As an appellate attorney, I am asked to step into an existing case. That means the client has had at least one, or possibly more, attorneys assisting them before a need for an appellate attorney even existed. My primary interest – whether I represent the appellant or respondent/appellee - is if there is judicial error that justifies challenging the judgment below. When the client comes to my office, I cannot simply blurt out, “Well, tell me why you think the court committed judicial error.” Life doesn’t work that way, and as in any relationship, you have to start by building rapport and trust.
That means not only do I hear about what happened at the trial below, but how the attorney handled the case. That includes how the attorney treated the client. If the client has won the case, then the attorney may be viewed as a saint or a reincarnation of Perry Mason. The client is flush with victory and seldom has a bad word to say about his or her attorney.
The situation is quite different if the client has lost. The client is upset and confused, and is searching for a reason why he or she lost the case. It couldn’t possibly be because the jury didn’t like their facts – or maybe didn’t even like them – so there must be another reason. Was the judge on the take? Some suggest that as a reason. More often than not, the client will focus on the attorney. And sometimes, they have good reason to do so.
The client’s number one complaint – as reported by bar associations - is that the attorney simply ignored them. Didn’t write, didn’t call. Nada. And that sets the stage for the rest of their complaints. After all, how can an attorney prepare for trial if he or she doesn’t have contact with the star witness (aka the client)? And what about those times the client called with crucial information, only to be ignored by the attorney. A small mistake, that could have been forgivable if made by a trusted attorney, becomes the source of malcontent.

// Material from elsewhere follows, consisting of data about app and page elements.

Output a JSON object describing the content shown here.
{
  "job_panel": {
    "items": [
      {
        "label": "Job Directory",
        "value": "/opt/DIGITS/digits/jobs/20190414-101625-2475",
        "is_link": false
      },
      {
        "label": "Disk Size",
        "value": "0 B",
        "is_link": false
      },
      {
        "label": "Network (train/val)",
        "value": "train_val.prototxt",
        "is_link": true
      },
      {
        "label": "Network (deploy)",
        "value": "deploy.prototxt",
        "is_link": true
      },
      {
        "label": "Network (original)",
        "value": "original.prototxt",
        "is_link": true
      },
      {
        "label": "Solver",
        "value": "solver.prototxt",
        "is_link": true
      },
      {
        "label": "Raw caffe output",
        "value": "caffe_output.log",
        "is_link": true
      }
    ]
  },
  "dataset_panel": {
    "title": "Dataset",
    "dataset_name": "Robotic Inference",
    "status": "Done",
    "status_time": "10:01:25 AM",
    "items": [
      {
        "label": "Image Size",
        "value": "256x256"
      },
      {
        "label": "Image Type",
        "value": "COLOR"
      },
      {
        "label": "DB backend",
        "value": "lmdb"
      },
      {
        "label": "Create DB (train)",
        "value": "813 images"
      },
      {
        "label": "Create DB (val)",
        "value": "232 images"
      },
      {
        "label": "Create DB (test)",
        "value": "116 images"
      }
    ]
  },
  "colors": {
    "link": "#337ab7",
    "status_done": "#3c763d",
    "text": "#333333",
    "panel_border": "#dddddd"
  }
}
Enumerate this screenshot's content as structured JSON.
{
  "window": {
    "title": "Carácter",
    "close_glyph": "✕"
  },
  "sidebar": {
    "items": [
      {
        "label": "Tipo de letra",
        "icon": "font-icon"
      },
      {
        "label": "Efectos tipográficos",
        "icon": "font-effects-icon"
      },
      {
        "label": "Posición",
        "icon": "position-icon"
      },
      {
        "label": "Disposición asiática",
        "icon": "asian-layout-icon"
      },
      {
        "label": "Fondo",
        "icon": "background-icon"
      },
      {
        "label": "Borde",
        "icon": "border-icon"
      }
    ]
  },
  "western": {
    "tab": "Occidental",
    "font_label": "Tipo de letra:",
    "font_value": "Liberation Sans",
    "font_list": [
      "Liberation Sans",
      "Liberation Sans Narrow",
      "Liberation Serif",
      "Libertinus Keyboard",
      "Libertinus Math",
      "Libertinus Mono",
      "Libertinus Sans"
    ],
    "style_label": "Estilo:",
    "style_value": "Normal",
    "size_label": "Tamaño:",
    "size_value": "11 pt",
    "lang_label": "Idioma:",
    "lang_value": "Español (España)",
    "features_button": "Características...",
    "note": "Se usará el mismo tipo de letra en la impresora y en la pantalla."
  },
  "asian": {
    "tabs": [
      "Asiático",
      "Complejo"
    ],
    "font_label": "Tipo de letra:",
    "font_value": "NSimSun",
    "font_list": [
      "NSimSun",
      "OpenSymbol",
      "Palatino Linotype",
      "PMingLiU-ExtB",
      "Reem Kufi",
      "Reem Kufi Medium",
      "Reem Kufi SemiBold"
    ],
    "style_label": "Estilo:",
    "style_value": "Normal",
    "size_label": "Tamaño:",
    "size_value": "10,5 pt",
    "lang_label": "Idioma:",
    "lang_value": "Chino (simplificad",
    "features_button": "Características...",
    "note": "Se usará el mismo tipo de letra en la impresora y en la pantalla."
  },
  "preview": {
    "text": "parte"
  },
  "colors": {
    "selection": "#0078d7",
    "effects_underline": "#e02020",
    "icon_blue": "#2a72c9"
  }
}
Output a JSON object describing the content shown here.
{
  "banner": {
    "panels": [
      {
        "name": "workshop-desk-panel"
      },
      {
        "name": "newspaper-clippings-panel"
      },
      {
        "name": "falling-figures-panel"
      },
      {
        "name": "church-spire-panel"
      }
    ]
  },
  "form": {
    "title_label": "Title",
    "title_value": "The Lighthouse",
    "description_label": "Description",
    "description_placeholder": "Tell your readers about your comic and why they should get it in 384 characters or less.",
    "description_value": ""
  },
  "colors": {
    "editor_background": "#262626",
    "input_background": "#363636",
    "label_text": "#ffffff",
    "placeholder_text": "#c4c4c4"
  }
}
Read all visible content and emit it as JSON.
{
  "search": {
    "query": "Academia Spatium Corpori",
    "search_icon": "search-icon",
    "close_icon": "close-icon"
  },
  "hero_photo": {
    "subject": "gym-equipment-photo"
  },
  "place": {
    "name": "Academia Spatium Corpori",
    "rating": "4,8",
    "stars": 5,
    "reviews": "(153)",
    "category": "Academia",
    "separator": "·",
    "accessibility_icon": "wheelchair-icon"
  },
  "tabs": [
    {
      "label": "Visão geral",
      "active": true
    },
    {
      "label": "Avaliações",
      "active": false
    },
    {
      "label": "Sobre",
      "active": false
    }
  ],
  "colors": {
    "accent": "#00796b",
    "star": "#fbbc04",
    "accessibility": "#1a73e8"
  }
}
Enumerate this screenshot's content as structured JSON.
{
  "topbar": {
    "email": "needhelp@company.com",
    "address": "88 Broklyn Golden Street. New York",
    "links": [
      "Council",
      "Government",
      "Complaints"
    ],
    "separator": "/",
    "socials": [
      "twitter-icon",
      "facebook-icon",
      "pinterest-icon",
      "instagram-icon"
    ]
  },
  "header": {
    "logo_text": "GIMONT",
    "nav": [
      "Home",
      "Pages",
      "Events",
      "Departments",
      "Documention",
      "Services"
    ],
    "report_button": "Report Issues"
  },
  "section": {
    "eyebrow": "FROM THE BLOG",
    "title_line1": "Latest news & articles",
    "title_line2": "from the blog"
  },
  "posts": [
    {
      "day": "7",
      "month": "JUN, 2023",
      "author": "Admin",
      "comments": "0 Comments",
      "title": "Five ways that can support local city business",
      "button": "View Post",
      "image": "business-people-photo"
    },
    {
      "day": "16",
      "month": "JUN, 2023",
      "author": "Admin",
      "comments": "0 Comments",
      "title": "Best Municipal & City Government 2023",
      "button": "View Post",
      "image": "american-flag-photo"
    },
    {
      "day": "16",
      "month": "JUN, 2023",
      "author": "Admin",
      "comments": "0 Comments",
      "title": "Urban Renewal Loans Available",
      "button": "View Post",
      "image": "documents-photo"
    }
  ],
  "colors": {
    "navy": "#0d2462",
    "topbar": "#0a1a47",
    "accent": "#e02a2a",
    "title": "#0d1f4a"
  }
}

So, if you want to maximize your chances of success and achieving client satisfaction, build client trust and rapport, then return those phone calls. Or have your secretary do it. Or drop an e-mail. Without clients, we would be sitting around, playing “Battleship” on our computers. Treating the client as though he or she is truly important by promptly returning phone calls is a small investment that will ultimately reap rewards in client satisfaction. And clients – happy or disgruntled – will talk to their friends about their experience with you and the justice system.